[RECORDS FOR THIS TASK Boundary: Start]

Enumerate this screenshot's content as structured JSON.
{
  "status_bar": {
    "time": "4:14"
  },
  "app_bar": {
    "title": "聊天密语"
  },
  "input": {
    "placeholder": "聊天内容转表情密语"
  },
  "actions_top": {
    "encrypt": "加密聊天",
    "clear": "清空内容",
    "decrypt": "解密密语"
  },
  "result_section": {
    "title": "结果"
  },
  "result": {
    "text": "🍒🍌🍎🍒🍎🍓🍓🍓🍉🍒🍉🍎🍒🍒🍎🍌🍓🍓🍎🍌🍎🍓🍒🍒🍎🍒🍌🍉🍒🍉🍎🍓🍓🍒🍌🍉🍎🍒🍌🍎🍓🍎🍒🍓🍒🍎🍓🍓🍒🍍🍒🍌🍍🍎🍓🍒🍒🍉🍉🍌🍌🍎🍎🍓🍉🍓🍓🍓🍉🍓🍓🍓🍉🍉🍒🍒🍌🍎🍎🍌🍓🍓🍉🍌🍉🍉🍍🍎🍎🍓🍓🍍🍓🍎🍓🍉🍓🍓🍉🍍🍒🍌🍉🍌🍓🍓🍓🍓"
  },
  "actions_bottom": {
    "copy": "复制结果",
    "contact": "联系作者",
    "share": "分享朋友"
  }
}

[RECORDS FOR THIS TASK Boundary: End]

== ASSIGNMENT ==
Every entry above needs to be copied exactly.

== WORKED SOLUTION ==
Enumerate this screenshot's content as structured JSON.
{
  "status_bar": {
    "time": "4:14"
  },
  "app_bar": {
    "title": "聊天密语"
  },
  "input": {
    "placeholder": "聊天内容转表情密语"
  },
  "actions_top": {
    "encrypt": "加密聊天",
    "clear": "清空内容",
    "decrypt": "解密密语"
  },
  "result_section": {
    "title": "结果"
  },
  "result": {
    "text": "🍒🍌🍎🍒🍎🍓🍓🍓🍉🍒🍉🍎🍒🍒🍎🍌🍓🍓🍎🍌🍎🍓🍒🍒🍎🍒🍌🍉🍒🍉🍎🍓🍓🍒🍌🍉🍎🍒🍌🍎🍓🍎🍒🍓🍒🍎🍓🍓🍒🍍🍒🍌🍍🍎🍓🍒🍒🍉🍉🍌🍌🍎🍎🍓🍉🍓🍓🍓🍉🍓🍓🍓🍉🍉🍒🍒🍌🍎🍎🍌🍓🍓🍉🍌🍉🍉🍍🍎🍎🍓🍓🍍🍓🍎🍓🍉🍓🍓🍉🍍🍒🍌🍉🍌🍓🍓🍓🍓"
  },
  "actions_bottom": {
    "copy": "复制结果",
    "contact": "联系作者",
    "share": "分享朋友"
  }
}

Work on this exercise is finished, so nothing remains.